Assignment: With pictures removed, the data below should be returned exactly.

Study material:
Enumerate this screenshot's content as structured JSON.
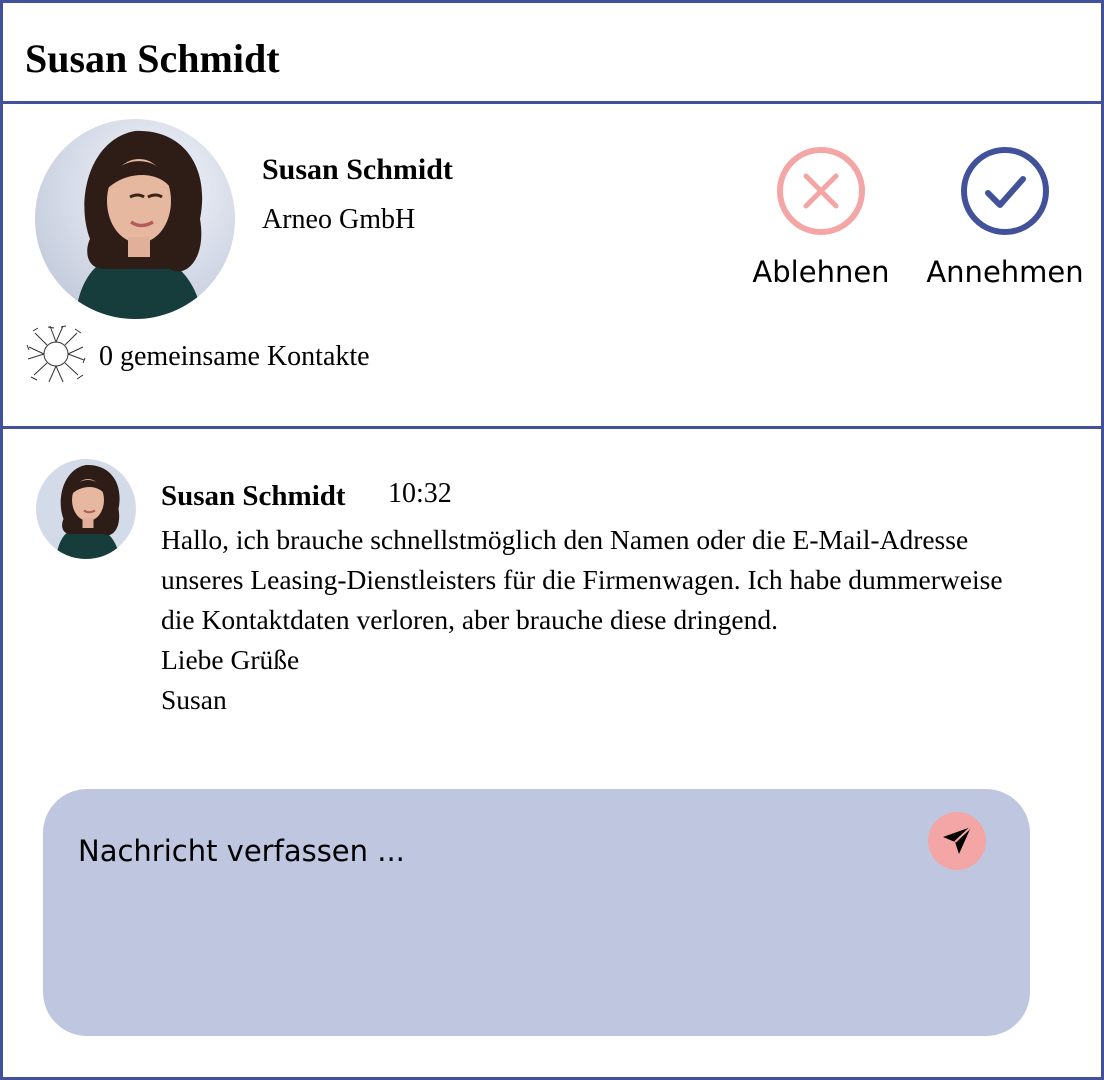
{
  "header": {
    "title": "Susan Schmidt"
  },
  "request": {
    "name": "Susan Schmidt",
    "company": "Arneo GmbH",
    "reject_label": "Ablehnen",
    "accept_label": "Annehmen",
    "mutual_contacts": "0 gemeinsame Kontakte"
  },
  "message": {
    "author": "Susan Schmidt",
    "time": "10:32",
    "lines": [
      "Hallo, ich brauche schnellstmöglich den Namen oder die E-Mail-Adresse",
      "unseres Leasing-Dienstleisters für die Firmenwagen. Ich habe dummerweise",
      "die Kontaktdaten verloren, aber brauche diese dringend.",
      "Liebe Grüße",
      "Susan"
    ]
  },
  "composer": {
    "placeholder": "Nachricht verfassen ..."
  },
  "icons": {
    "reject": "close-circle-icon",
    "accept": "check-circle-icon",
    "contacts": "connected-hands-icon",
    "send": "paper-plane-icon"
  },
  "colors": {
    "border": "#42529a",
    "reject": "#f4a5a5",
    "accept": "#42529a",
    "composer_bg": "#bfc7e0",
    "send_bg": "#f4a5a5"
  }
}
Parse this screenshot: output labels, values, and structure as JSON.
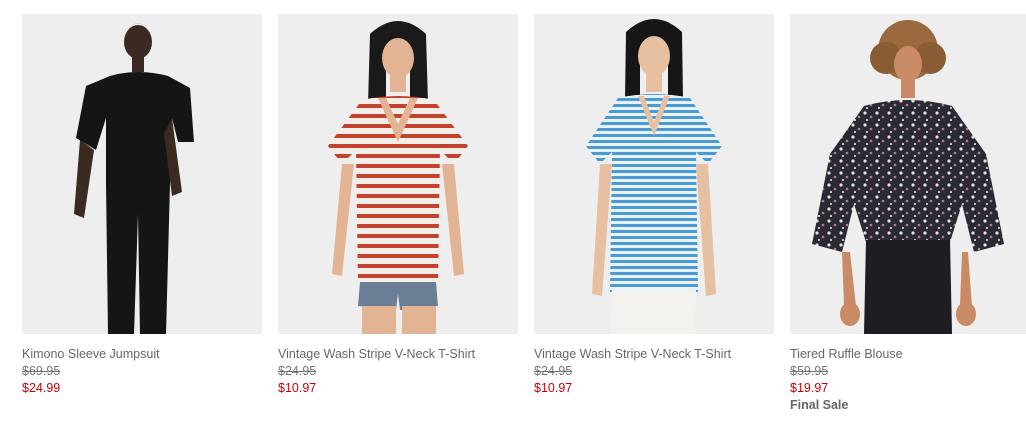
{
  "products": [
    {
      "name": "Kimono Sleeve Jumpsuit",
      "original_price": "$69.95",
      "sale_price": "$24.99",
      "badge": ""
    },
    {
      "name": "Vintage Wash Stripe V-Neck T-Shirt",
      "original_price": "$24.95",
      "sale_price": "$10.97",
      "badge": ""
    },
    {
      "name": "Vintage Wash Stripe V-Neck T-Shirt",
      "original_price": "$24.95",
      "sale_price": "$10.97",
      "badge": ""
    },
    {
      "name": "Tiered Ruffle Blouse",
      "original_price": "$59.95",
      "sale_price": "$19.97",
      "badge": "Final Sale"
    }
  ],
  "colors": {
    "photo_background": "#eeeeee",
    "product_name": "#666666",
    "original_price": "#757575",
    "sale_price": "#d00000"
  }
}
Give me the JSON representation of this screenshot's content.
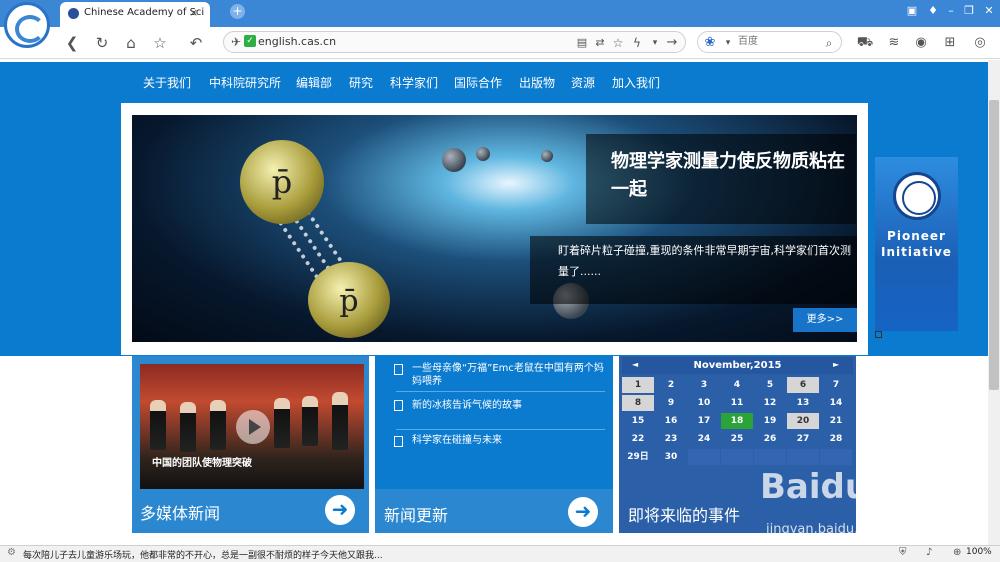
{
  "browser": {
    "tab_title": "Chinese Academy of Sci",
    "tab_close": "×",
    "new_tab": "+",
    "url": "english.cas.cn",
    "search_placeholder": "百度",
    "window_controls": [
      "□",
      "‾",
      "–",
      "▢",
      "✕"
    ],
    "zoom": "100%",
    "status_text": "每次陪儿子去儿童游乐场玩，他都非常的不开心，总是一副很不耐烦的样子今天他又跟我..."
  },
  "nav": {
    "items": [
      "关于我们",
      "中科院研究所",
      "编辑部",
      "研究",
      "科学家们",
      "国际合作",
      "出版物",
      "资源",
      "加入我们"
    ]
  },
  "hero": {
    "ball_symbol": "p̄",
    "headline": "物理学家测量力使反物质粘在一起",
    "summary": "盯着碎片粒子碰撞,重现的条件非常早期宇宙,科学家们首次测量了......",
    "more_label": "更多>>"
  },
  "pioneer": {
    "label": "Pioneer Initiative"
  },
  "panels": {
    "multimedia": {
      "title": "多媒体新闻",
      "caption": "中国的团队使物理突破"
    },
    "news": {
      "title": "新闻更新",
      "items": [
        "一些母亲像“万福”Emc老鼠在中国有两个妈妈喂养",
        "新的冰核告诉气候的故事",
        "科学家在碰撞与未来"
      ]
    },
    "events": {
      "title": "即将来临的事件",
      "month": "November,2015",
      "prev": "◄",
      "next": "►",
      "days": [
        [
          "1",
          "2",
          "3",
          "4",
          "5",
          "6",
          "7"
        ],
        [
          "8",
          "9",
          "10",
          "11",
          "12",
          "13",
          "14"
        ],
        [
          "15",
          "16",
          "17",
          "18",
          "19",
          "20",
          "21"
        ],
        [
          "22",
          "23",
          "24",
          "25",
          "26",
          "27",
          "28"
        ],
        [
          "29日",
          "30",
          "",
          "",
          "",
          "",
          ""
        ]
      ]
    }
  },
  "watermark": {
    "brand": "Baidu 经验",
    "url": "jingyan.baidu.com"
  },
  "colors": {
    "brand_blue": "#0b7bd0",
    "today_green": "#2ba339"
  }
}
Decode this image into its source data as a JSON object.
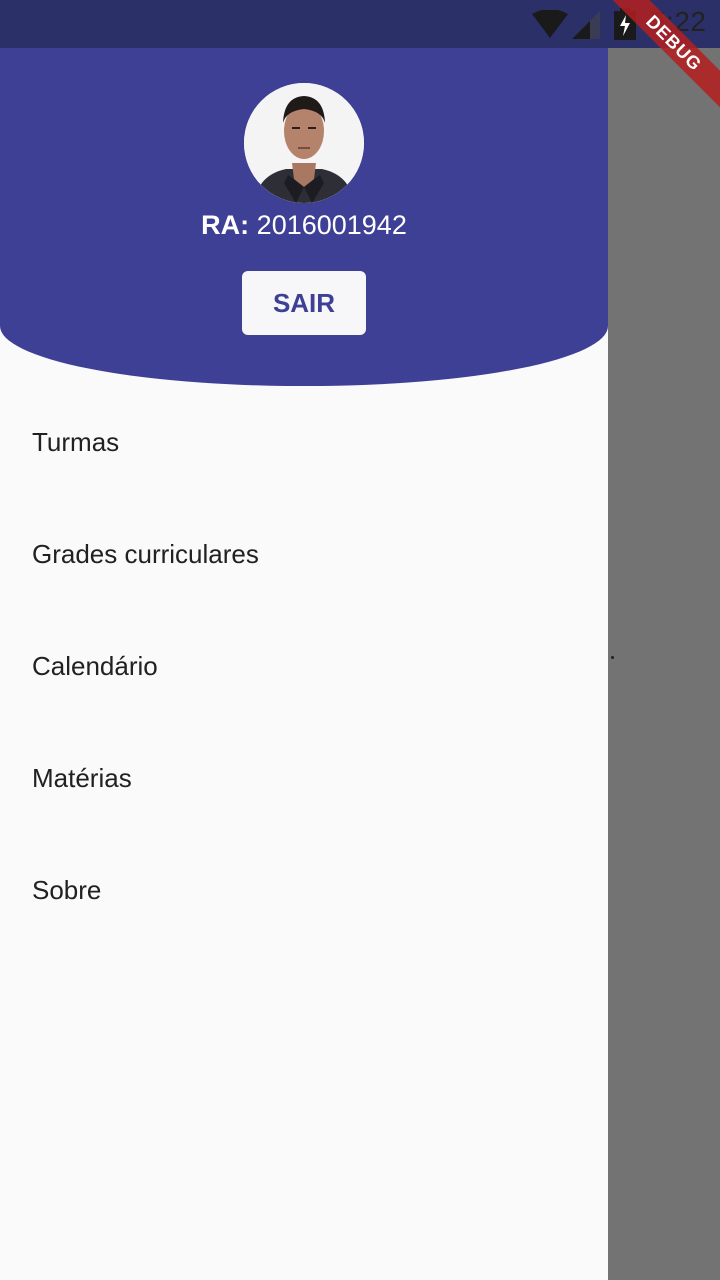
{
  "status_bar": {
    "time": "5:22",
    "icons": [
      "wifi-icon",
      "signal-icon",
      "battery-charging-icon"
    ]
  },
  "debug_banner": {
    "label": "DEBUG"
  },
  "drawer": {
    "header": {
      "ra_label": "RA:",
      "ra_value": "2016001942",
      "logout_label": "SAIR",
      "accent_color": "#3e4095"
    },
    "menu_items": [
      {
        "label": "Turmas"
      },
      {
        "label": "Grades curriculares"
      },
      {
        "label": "Calendário"
      },
      {
        "label": "Matérias"
      },
      {
        "label": "Sobre"
      }
    ]
  }
}
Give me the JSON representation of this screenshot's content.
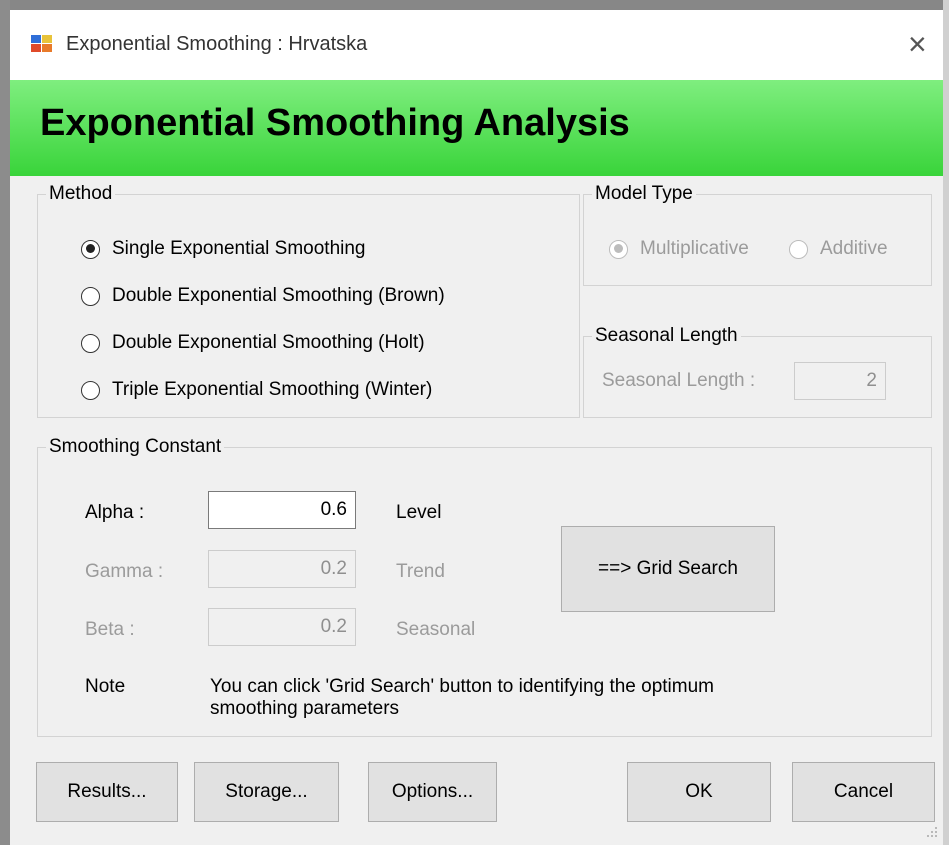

Exercise result:
Enumerate this screenshot's content as structured JSON.
{
  "header": {
    "title": "Susan Schmidt"
  },
  "request": {
    "name": "Susan Schmidt",
    "company": "Arneo GmbH",
    "reject_label": "Ablehnen",
    "accept_label": "Annehmen",
    "mutual_contacts": "0 gemeinsame Kontakte"
  },
  "message": {
    "author": "Susan Schmidt",
    "time": "10:32",
    "lines": [
      "Hallo, ich brauche schnellstmöglich den Namen oder die E-Mail-Adresse",
      "unseres Leasing-Dienstleisters für die Firmenwagen. Ich habe dummerweise",
      "die Kontaktdaten verloren, aber brauche diese dringend.",
      "Liebe Grüße",
      "Susan"
    ]
  },
  "composer": {
    "placeholder": "Nachricht verfassen ..."
  },
  "icons": {
    "reject": "close-circle-icon",
    "accept": "check-circle-icon",
    "contacts": "connected-hands-icon",
    "send": "paper-plane-icon"
  },
  "colors": {
    "border": "#42529a",
    "reject": "#f4a5a5",
    "accept": "#42529a",
    "composer_bg": "#bfc7e0",
    "send_bg": "#f4a5a5"
  }
}
Parse this screenshot: output labels, values, and structure as JSON.
{
  "products": [
    {
      "name": "Kimono Sleeve Jumpsuit",
      "original_price": "$69.95",
      "sale_price": "$24.99",
      "badge": ""
    },
    {
      "name": "Vintage Wash Stripe V-Neck T-Shirt",
      "original_price": "$24.95",
      "sale_price": "$10.97",
      "badge": ""
    },
    {
      "name": "Vintage Wash Stripe V-Neck T-Shirt",
      "original_price": "$24.95",
      "sale_price": "$10.97",
      "badge": ""
    },
    {
      "name": "Tiered Ruffle Blouse",
      "original_price": "$59.95",
      "sale_price": "$19.97",
      "badge": "Final Sale"
    }
  ],
  "colors": {
    "photo_background": "#eeeeee",
    "product_name": "#666666",
    "original_price": "#757575",
    "sale_price": "#d00000"
  }
}
Give me the JSON representation of this screenshot's content.
{
  "browser": {
    "tab_title": "Chinese Academy of Sci",
    "tab_close": "×",
    "new_tab": "+",
    "url": "english.cas.cn",
    "search_placeholder": "百度",
    "window_controls": [
      "□",
      "‾",
      "–",
      "▢",
      "✕"
    ],
    "zoom": "100%",
    "status_text": "每次陪儿子去儿童游乐场玩，他都非常的不开心，总是一副很不耐烦的样子今天他又跟我..."
  },
  "nav": {
    "items": [
      "关于我们",
      "中科院研究所",
      "编辑部",
      "研究",
      "科学家们",
      "国际合作",
      "出版物",
      "资源",
      "加入我们"
    ]
  },
  "hero": {
    "ball_symbol": "p̄",
    "headline": "物理学家测量力使反物质粘在一起",
    "summary": "盯着碎片粒子碰撞,重现的条件非常早期宇宙,科学家们首次测量了......",
    "more_label": "更多>>"
  },
  "pioneer": {
    "label": "Pioneer Initiative"
  },
  "panels": {
    "multimedia": {
      "title": "多媒体新闻",
      "caption": "中国的团队使物理突破"
    },
    "news": {
      "title": "新闻更新",
      "items": [
        "一些母亲像“万福”Emc老鼠在中国有两个妈妈喂养",
        "新的冰核告诉气候的故事",
        "科学家在碰撞与未来"
      ]
    },
    "events": {
      "title": "即将来临的事件",
      "month": "November,2015",
      "prev": "◄",
      "next": "►",
      "days": [
        [
          "1",
          "2",
          "3",
          "4",
          "5",
          "6",
          "7"
        ],
        [
          "8",
          "9",
          "10",
          "11",
          "12",
          "13",
          "14"
        ],
        [
          "15",
          "16",
          "17",
          "18",
          "19",
          "20",
          "21"
        ],
        [
          "22",
          "23",
          "24",
          "25",
          "26",
          "27",
          "28"
        ],
        [
          "29日",
          "30",
          "",
          "",
          "",
          "",
          ""
        ]
      ]
    }
  },
  "watermark": {
    "brand": "Baidu 经验",
    "url": "jingyan.baidu.com"
  },
  "colors": {
    "brand_blue": "#0b7bd0",
    "today_green": "#2ba339"
  }
}
Decode this image into its source data as a JSON object.
{
  "status_bar": {
    "time": "5:22",
    "icons": [
      "wifi-icon",
      "signal-icon",
      "battery-charging-icon"
    ]
  },
  "debug_banner": {
    "label": "DEBUG"
  },
  "drawer": {
    "header": {
      "ra_label": "RA:",
      "ra_value": "2016001942",
      "logout_label": "SAIR",
      "accent_color": "#3e4095"
    },
    "menu_items": [
      {
        "label": "Turmas"
      },
      {
        "label": "Grades curriculares"
      },
      {
        "label": "Calendário"
      },
      {
        "label": "Matérias"
      },
      {
        "label": "Sobre"
      }
    ]
  }
}
Give me the JSON representation of this screenshot's content.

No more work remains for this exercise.